- Pay As You Earn (PAYE) and Revised Pay As You Earn (REPAYE): Payments will not exceed 10% of discretionary income every month. 20 years of qualified payments are necessary for forgiveness eligibility. The interest on the loan may even be partially covered by the government.
Who are the Student Loan Lenders?
Large organizations like commercial banks or the US Department of Education make up the majority of student loan lenders. Prior to 2010, the majority of student loans were originated by private lenders with government guarantees. The Health Care and Education Reconciliation Act of 2010 put a stop to such governmental guarantees with direct loans. However, public loans make up more than 90% of student debt today.
Who Pays for the Loan Forgiveness?
The U. S government pays for the loan forgiveness.
How to Get Loans Forgiveness
Getting student loans forgiveness has two basic parts: consolidating all your loans into one debt, then applying for forgiveness by filing a special application to the Federal Student Aid’s Public Service Loan Forgiveness (PSLF) & Temporary Expanded PSLF (TEPSLF) Certification & Application.
What You Should Know about Loan Forgiveness
Before applying for the student loan forgiveness program there are some things you should have in mind;
It Takes Long for Your Loan to be Eliminated
Even if you qualify for federal loan forgiveness, it can take a long time for your loans to be eliminated. Depending on the program, you could be in debt and making payments for up to 25 years before your loans are forgiven. And your debt can affect your ability to pursue other goals.
Forgiveness Isn’t Guaranteed
Only a small number of students will meet the strict criteria for loan forgiveness and successfully get their loans forgiven. Since November 2020, just 1.6% of PSLF applicants have been approved for loan forgiveness. The vast majority will be responsible for making their own loan payments. The government started TEPSLF because so many people were turned away.

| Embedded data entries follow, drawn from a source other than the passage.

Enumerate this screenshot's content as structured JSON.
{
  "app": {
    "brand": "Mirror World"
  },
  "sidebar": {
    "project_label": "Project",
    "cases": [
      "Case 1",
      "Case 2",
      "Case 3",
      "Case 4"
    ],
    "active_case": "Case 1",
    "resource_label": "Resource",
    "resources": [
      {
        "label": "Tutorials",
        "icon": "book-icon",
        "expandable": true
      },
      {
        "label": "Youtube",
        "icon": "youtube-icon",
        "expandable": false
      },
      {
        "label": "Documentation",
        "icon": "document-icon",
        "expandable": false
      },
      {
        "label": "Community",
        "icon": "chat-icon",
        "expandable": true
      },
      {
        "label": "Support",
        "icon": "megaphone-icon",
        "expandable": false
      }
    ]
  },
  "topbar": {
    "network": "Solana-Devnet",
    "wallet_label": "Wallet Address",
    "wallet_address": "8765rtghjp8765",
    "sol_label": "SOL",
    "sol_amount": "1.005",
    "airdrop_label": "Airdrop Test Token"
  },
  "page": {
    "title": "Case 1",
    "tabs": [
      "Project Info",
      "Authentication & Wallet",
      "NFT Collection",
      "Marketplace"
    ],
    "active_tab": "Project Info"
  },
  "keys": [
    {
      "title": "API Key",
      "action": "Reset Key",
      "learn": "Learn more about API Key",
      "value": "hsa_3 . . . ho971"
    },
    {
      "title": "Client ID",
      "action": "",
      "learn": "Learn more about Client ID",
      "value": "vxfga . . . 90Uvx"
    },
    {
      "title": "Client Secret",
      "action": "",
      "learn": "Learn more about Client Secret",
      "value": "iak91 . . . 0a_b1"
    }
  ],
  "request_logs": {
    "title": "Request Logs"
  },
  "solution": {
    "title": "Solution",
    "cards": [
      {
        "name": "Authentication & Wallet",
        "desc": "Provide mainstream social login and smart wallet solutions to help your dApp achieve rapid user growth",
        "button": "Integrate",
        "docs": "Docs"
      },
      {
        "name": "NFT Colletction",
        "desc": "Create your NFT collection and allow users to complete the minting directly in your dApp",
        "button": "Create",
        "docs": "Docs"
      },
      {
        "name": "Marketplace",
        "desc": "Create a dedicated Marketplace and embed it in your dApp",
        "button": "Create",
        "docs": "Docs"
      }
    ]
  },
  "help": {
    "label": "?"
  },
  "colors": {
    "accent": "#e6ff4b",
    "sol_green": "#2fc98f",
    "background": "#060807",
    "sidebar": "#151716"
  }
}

Your Debt Could Increase While You Wait
You should be aware that your debt might escalate, causing you to pay considerably more in interest than you borrowed if you’re a member of an IDR plan and hoping to have your debts forgiven after 20 or 25 years. For instance, if you had $50,000 in graduate PLUS loans at 5.3% interest and a $45,000 salary, your monthly payment under a 10-year regular repayment plan would be $538, and you would return your loan in full at that time, totaling $64,523.
You Could Lose Out On Higher Salaries
You must work for an eligible nonprofit or governmental organization for ten years in order to be eligible for Public Service Loan Forgiveness. When compared to for-profit businesses, employers who adhere to PSLF’s standards frequently pay considerably less. That compensation disparity can become significant over time.
You Might Be Taxed
Loans forgiven through IDR have typically been taxable, while PSLF is never taxed. Forgiveness is free from federal income taxes under the American Rescue Plan Act, which was approved last year. Only loans forgiven between 2021 and 2026 are covered by this clause, which is transitory. You could have to pay income taxes on the forgiven amount if you later qualify for forgiveness.
You can qualify for federal student loan forgiveness based on a range of circumstances, including the type of work you do, your disability status, and whether the college you attended defrauded you. Only direct loans made by the federal government are eligible for student loan forgiveness. Non-federal loans (those issued by private lenders and loan companies) aren’t part of this program.